The windfall I wrote of earlier has really helped to simplify, which is what we needed. I didn't need it, but I needed it to happen so that he could see money as more of a daily concept... something as integral to the running of the home as filling up the car with gas or taking out the garbage.

With no credit card debt, no student loan, and no car payment, it is pretty obvious that we have no excuse BUT to save our money. I really think he can see that now.

We finally have our own checking (our own pay checks) and a joint checking. We use our own checkings to cover each half of the bills, and then dump the rest, afer openly discussing, into the joint account. I also like to have the joint so that I can "take away" the money he is to save. He has said outright that he needs me to do this or it won't happen. At least we are talking about it and me doing my penny pinching thing is causing harmony instead of strife.

In other financial news, I made some points on my PC Financial Card (free groceries!) and paid off the balance in FULL the day it rolled in.

I am starting a new job on April 2nd. I will be nursing at a smaller hospital with 8 hour shifts as opposed to 12. Yippeee! It will be exciting to get my life back for awhile. Big Grin I will wait to get new glasses until my benefits are also sorted out after the transfer.

You guys have been giving me a good read here on the blogs lately... I almost forget about the forums!!!


March 11th, 2007 at 10:32 pm

The house is sold!

What we did with the cash:
- $18k went straight to the line of credit attached to the house
- $55k straight into a GIC for 6 mos at 4.2% interest
- $5180 to pay off the truck
- $5200 to pay the remainder of my student loan (I paid nearly 30k through plain ol' scrimping and saving)
- $7k in ugly credit card debt
- $5k not spoken for per se: $2500 in a savings account we can access, another $2500 to have as a safety net for the winter months (hubby is a painter and not much work over the Canadian winterWink)

Now, I realize this is a windfall, so I have gone to great lengths to impress upon hubby that we need to have 5k to put into the GIC come September when it matures... about $500 each a month should do it!

Riddle me this???

February 24th, 2007 at 10:59 pm

I'm getting to that age where I should really be contributing to an RRSP of some kind... I'm thinking GICs/term deposits at this point...

I guess my question is, why would I do that (aside from the tax relief) when I have outstanding credit card debt? In the same vein, should I not be powering to pay off debt before I put money into savings? Thoughts?!

It seems to me that serious RRSP pushers are the same people who may lead you astray and convince you that home equity (even in a ridiculous Vancouver market) is the be all and end all...

Tricky tricky...

February 22nd, 2007 at 03:43 am

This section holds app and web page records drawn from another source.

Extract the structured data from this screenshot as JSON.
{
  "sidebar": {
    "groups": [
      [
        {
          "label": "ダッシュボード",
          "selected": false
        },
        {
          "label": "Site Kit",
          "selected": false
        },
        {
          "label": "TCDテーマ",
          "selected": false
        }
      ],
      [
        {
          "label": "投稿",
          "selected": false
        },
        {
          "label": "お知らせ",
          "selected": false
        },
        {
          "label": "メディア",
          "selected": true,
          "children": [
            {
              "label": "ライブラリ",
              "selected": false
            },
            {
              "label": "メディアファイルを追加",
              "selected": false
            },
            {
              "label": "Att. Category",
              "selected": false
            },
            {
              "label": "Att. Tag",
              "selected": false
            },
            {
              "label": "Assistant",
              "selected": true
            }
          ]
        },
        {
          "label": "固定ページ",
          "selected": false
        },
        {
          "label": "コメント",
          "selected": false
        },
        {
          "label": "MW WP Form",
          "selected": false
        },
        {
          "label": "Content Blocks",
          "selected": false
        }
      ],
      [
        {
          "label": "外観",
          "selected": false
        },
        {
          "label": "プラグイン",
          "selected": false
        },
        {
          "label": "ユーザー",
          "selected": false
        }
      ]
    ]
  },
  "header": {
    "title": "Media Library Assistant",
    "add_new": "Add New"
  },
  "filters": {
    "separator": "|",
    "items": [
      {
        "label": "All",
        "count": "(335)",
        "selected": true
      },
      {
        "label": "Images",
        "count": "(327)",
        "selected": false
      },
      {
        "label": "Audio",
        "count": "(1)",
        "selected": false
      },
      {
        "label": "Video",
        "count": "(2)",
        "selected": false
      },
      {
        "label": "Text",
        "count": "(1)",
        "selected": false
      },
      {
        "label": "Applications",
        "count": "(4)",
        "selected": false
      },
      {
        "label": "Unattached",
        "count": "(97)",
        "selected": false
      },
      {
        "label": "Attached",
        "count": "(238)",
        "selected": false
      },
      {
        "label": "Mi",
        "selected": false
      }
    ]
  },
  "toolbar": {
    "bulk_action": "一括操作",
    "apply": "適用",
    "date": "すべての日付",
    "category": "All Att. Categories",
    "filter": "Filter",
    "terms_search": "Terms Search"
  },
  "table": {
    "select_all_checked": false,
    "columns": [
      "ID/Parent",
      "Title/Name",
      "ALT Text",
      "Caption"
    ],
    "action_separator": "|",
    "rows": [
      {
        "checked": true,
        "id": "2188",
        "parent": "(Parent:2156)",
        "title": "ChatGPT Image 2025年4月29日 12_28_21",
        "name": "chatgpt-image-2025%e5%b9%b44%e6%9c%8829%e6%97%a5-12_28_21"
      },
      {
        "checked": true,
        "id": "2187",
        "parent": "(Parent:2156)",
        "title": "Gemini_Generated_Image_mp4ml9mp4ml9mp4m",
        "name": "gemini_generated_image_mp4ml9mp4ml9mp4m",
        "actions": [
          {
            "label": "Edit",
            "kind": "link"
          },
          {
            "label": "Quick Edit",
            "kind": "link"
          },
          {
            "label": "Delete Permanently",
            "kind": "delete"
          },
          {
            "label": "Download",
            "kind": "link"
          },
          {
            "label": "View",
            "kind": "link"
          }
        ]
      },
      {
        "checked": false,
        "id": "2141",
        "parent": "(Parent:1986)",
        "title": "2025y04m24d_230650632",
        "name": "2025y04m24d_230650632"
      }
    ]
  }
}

Is it sneaky of me to switch to hubby's bank so that I can take "his" money from the joint account and withold it from him in my personal savings account?

I want to save $834 a month between us so I can show him that we saved $10,000 in a year. And it will be painless... mwahaha!

Music to my ears...

February 22nd, 2007 at 03:26 am

I just sold a bunch of older CDs that I never listen to anymore to a used CD place... $50. Big Grin

I've never bothered selling stuff before - usually just threw it out or gave it away. I live in an apartment, so it is hard to do the "yard sale" thing. Encouraging to know you can sometimes get cold, hard cash for your junk.

In other news, I just made $1400 in payments to both my credit cards, closed down accounts at one bank to switch to hubby's, and will finally be through with my gym membership (never again). Streamlining is the key people - I finally feel back on track.

My personal debt:

Student loan $5000 (still hovering)
Credit cards x 2 $1800
Bedroom set (do not pay for a year) $1000

I plan to use my tax refund as well as hubby's to pay off the bedroom set. I am a firm believer that you have to pay things off in a way that WORKS for you... the idea that while you SHOULD be paying off higher interest items makes sense, but you also need to feel like you are ticking things completely off your list to keep moving forward.